Refrigerated oils will generally turn cloudy when cold; however, simply remove the oil an hour or two prior to use and it will return to its original liquid state. 

If refrigeration is not possible, store all oils in a cool-cold, dry, dark place (not a warm pantry!).

Prior to opening, the oil is safe in a bottle on a shelf at room temperature; this is because during the packaging process, the oil was packaged in the absence of the destructive elements and then sealed tightly.

Be sure to keep your healthful oils away from the stove, and do not leave them on top of the fridge or microwave.

With regards to butter, store unused portions in the freezer as butter will maintain its quality only for approximately two weeks in the refrigerator.

Keep in mind that darker-colored oils will go rancid more quickly than lighter-colored oils.

Unrefined oils will generally keep for three to six months once opened if properly stored in a cool, dark location.

Refined oils will keep twice as long as unrefined oils— generally six to twelve months once opened when stored in a cool, dark location.

Oils high in polyunsaturated fats have a shorter shelf life than oils high in monounsaturated or saturated fats.

Unopened cooking oils generally have a shelf life of one year if properly stored in a cool, dark, dry place.

There are many quality brands in both Canada and the United States that have been pressed and packaged using these exacting procedures. (Please see the resources section on page 193.)

What You Have Learned in This Chapter

Not all oils are created equally. When selecting an oil, consider the application and smoke point.

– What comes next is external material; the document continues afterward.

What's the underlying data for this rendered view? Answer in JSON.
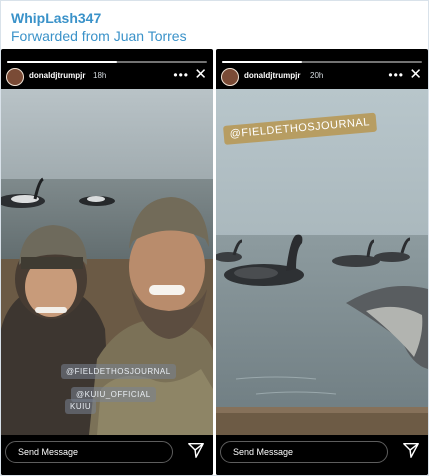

Coconut oil is an excellent option for cooking and body care.

How to store good oils to keep them fresh and preserve their quality.